There was no love lost between the victim Charles Cozens who had moved in with John Westlake's wife in Grove Street, Southampton, forcing the estranged husband to find a room on the other side of the Itchen.

The catalyst for the drama was her arrest for an unrelated assault for which she was locked up.

Despite their separation, Cozens evidently still cared for his wife and rushing over to the house when he learnt she was in trouble, pleaded with the drunken Westlake to act as a surety so that she could be released.

A row then erupted over who paid the rent, instigating a violent row which spilled out into the street where both fell to the ground. Westlake, a tall, powerfully built individual, got to his feet and in front of shocked onlookers grabbed his rival's head and beat it on the ground three times.

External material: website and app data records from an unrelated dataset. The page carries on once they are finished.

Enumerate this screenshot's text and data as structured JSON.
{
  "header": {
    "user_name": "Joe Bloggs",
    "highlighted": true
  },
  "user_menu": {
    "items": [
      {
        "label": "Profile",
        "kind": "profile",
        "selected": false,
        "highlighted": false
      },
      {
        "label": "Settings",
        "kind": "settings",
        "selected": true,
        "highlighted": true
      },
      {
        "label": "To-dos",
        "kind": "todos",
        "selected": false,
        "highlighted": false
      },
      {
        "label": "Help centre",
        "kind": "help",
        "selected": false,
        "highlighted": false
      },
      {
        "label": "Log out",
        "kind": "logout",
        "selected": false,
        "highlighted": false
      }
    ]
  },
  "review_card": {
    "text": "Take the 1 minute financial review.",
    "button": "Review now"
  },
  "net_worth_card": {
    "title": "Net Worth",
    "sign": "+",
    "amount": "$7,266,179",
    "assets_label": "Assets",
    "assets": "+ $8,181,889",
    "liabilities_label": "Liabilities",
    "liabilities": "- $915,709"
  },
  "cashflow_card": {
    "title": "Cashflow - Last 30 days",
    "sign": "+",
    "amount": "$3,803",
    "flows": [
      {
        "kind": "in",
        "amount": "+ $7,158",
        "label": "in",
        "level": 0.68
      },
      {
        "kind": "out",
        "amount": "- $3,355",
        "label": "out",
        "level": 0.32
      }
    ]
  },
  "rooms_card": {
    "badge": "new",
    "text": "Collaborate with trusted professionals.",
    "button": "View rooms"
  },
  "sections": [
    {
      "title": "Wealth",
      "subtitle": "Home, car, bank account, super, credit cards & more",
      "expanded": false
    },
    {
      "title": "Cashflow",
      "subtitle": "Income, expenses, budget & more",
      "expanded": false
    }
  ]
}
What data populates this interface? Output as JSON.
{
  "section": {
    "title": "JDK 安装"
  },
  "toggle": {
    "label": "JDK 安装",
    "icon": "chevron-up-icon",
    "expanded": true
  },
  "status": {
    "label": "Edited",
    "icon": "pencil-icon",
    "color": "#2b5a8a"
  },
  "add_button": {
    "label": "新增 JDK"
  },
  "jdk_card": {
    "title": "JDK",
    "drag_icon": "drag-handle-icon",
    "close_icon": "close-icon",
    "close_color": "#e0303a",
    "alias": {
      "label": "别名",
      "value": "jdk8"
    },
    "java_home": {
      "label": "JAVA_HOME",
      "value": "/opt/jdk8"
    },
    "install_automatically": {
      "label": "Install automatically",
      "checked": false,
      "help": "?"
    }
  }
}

Mary Welsh, a laundress, rushed forward to intervene.

"The blows were not a dull thump but a sort of crashing sound and when I heard that, I ran across the road and took hold of Westlake by the left arm and pushed him off, saying 'Oh, you good for nothing fellow, do you want to kill this poor dear young man.' I tried to help him up nut there seemed to be no life or movement from him. I loosened everything about his neck and he then drew a long breath and moaned two or three times. In the meantime, there was a gurgling in his throat."

Westlake, she added, looked frightened when he saw the extent of his juries, insisting he had been acting in self-defence when Cozens tried to throw him out.

With the assistance of several men and a police officer, Cozens was carried inside where blood was wiped from his face but as he began lapsing into unconsciousness, he was taken to the infirmary where he died shortly after admission.

W B Shorto, the resident surgeon, told the inquest four days later on March 6, 1868, his injuries had been caused by "excessive violence" and not caused by a fall.

"A single blow would not have caused them, nor could they have been caused by a succession of blows from a man's fist only. I think it is probable that his head might have been struck against a kerbstone but more than once or twice."

Westlake was duly committed for trial at Hampshire Assizes where on July 13, he stood trial for manslaughter.

In his summing up, Mr Justice Mellor told jurors: "This story is a very sad and shocking one and the defendant, under the circumstances, was paying for the rent of the house but however immoral the case is, that does not legally affect him. As to who actually struck the first blow does not appear very clear and is certainly not material, for such violence as has been proved, could not have been necessary to eject the deceased from the house.

"A man who is guilty of such violence, as has been proved, must be nothing less than a brute and he must have known such violence could result in nothing less than a fracture of the skull."

Without leaving their seats, jurors convicted Westlake, leading the judge to comment: "Your crime is one of the most violent and brutal character, committed on the husband of a woman with whom he was living in adultery. "

Ordering Westlake to be kept in penal servitude for 12 years, he commented: "To pass less than a severe sentence would be a violation of my duty."